The specter of such conflicts and hidden costs bother Brian Smith, an AARP member and retired Naval officer from National Harbor, Md., who attended the SEC roundtable in Washington, D.C. Smith said the investor consensus at the meeting was the SEC proposals’ use of the term “best interest” to describe brokers’ standard of care is “very misleading and confusing.”

“There was significant concern over the SEC saying that brokers are acting in a customer’s best interest as opposed to an advisor acting as fiduciary,” Smith said after the roundtable. “That is very confusing and misleading, since using best interest implies a fiduciary relationship. Most people understand fiduciary, but saying someone is acting in your best interest when they may well be acting in their own best interest is just misleading,” Smith added.

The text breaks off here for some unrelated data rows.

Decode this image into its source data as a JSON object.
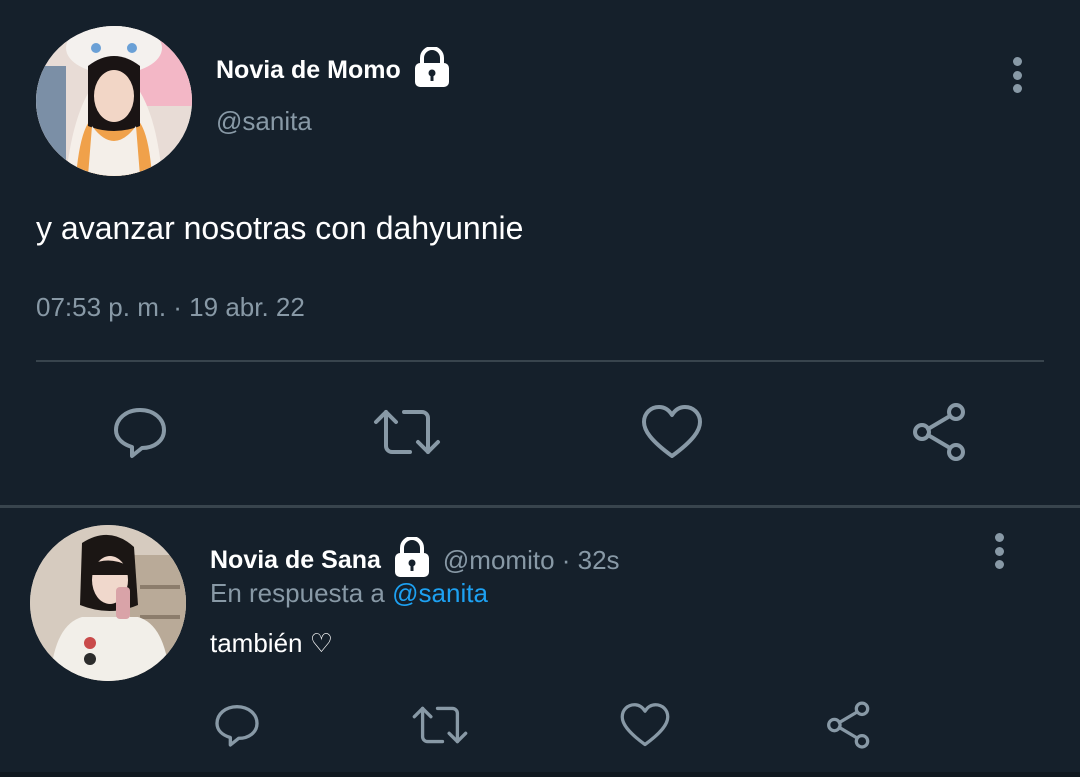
{
  "main_tweet": {
    "display_name": "Novia de Momo",
    "handle": "@sanita",
    "text": "y avanzar nosotras con dahyunnie",
    "timestamp": "07:53 p. m. · 19 abr. 22",
    "actions": [
      "reply-icon",
      "retweet-icon",
      "like-icon",
      "share-icon"
    ]
  },
  "reply_tweet": {
    "display_name": "Novia de Sana",
    "handle_time": "@momito · 32s",
    "reply_prefix": "En respuesta a",
    "reply_mention": "@sanita",
    "text": "también ♡",
    "actions": [
      "reply-icon",
      "retweet-icon",
      "like-icon",
      "share-icon"
    ]
  },
  "colors": {
    "background": "#15202b",
    "secondary_text": "#8899a6",
    "divider": "#38444d",
    "link": "#1da1f2"
  }
}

“A lot of folks reiterated these points. No one disagreed,” he said of attendees at the roundtable.

Getting it right is critical for the SEC as retirees increasingly rely on their 40l(k)s and 403(b)s, according to Smith, who said it bothered him that conflicted advice costs retirees some $70 billion. “If instead that money was invested at a 10 percent return if would have doubled over 10 years. That’s so important to retirees who are trying to keep investments working for us and growing so we don’t outlive it,” he said.

“There are significant pitfalls out there where financial advisors may not place our interests above their own. For folks like me who don’t deal with these topics frequently but maybe engage a financial advisor -- to use a generic term -- once or twice in our lives, it’s critical we understand the legal relationship and all the types of fees,” Smith said.

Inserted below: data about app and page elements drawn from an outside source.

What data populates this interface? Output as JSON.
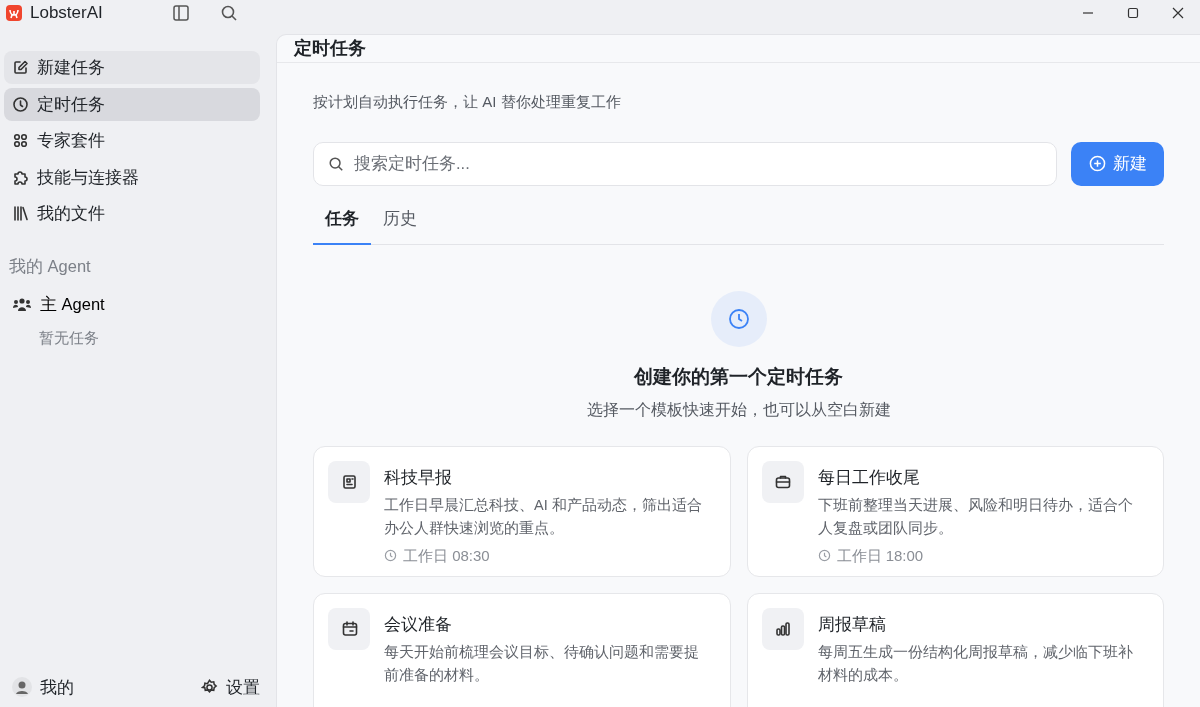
{
  "app": {
    "title": "LobsterAI"
  },
  "sidebar": {
    "items": [
      {
        "label": "新建任务",
        "kind": "new",
        "selected": false
      },
      {
        "label": "定时任务",
        "kind": "clock",
        "selected": true
      },
      {
        "label": "专家套件",
        "kind": "grid",
        "selected": false
      },
      {
        "label": "技能与连接器",
        "kind": "puzzle",
        "selected": false
      },
      {
        "label": "我的文件",
        "kind": "books",
        "selected": false
      }
    ],
    "agents_heading": "我的 Agent",
    "agents": [
      {
        "name": "主 Agent",
        "empty_note": "暂无任务"
      }
    ],
    "footer": {
      "profile": "我的",
      "settings": "设置"
    }
  },
  "main": {
    "title": "定时任务",
    "description": "按计划自动执行任务，让 AI 替你处理重复工作",
    "search": {
      "placeholder": "搜索定时任务..."
    },
    "new_button": "新建",
    "tabs": [
      {
        "label": "任务",
        "selected": true
      },
      {
        "label": "历史",
        "selected": false
      }
    ],
    "empty_state": {
      "heading": "创建你的第一个定时任务",
      "subheading": "选择一个模板快速开始，也可以从空白新建"
    },
    "templates": [
      {
        "kind": "news",
        "title": "科技早报",
        "description": "工作日早晨汇总科技、AI 和产品动态，筛出适合办公人群快速浏览的重点。",
        "schedule": "工作日 08:30"
      },
      {
        "kind": "briefcase",
        "title": "每日工作收尾",
        "description": "下班前整理当天进展、风险和明日待办，适合个人复盘或团队同步。",
        "schedule": "工作日 18:00"
      },
      {
        "kind": "calendar",
        "title": "会议准备",
        "description": "每天开始前梳理会议目标、待确认问题和需要提前准备的材料。"
      },
      {
        "kind": "chart",
        "title": "周报草稿",
        "description": "每周五生成一份结构化周报草稿，减少临下班补材料的成本。"
      }
    ]
  }
}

He and other investors at the roundtable asked the SEC to ramp up fee disclosure, he said. “There was a lot of discussion asking the SEC to ensure there is full disclosure of fees, especially with regard to broker-dealer charges. … Even with things like trail commissions, where a broker advises you to hold on to, say, a mutual fund, he’s still being paid,” Smith said.

Asked if he thought the SEC would listen to the cacophany of investor concerns, Smith said: “One can always hope. I applaud them that they had a public meeting. I applaud them for receiving the information and hope it makes it into the final rule. We owe it to ourselves to maintain close scrutiny of the outcome of this,” he added.

AARP executives, who have been active in providing feedback to the SEC, have encouraged members like Smith to attend all of the SEC roundtables.

First « 1 2 » Next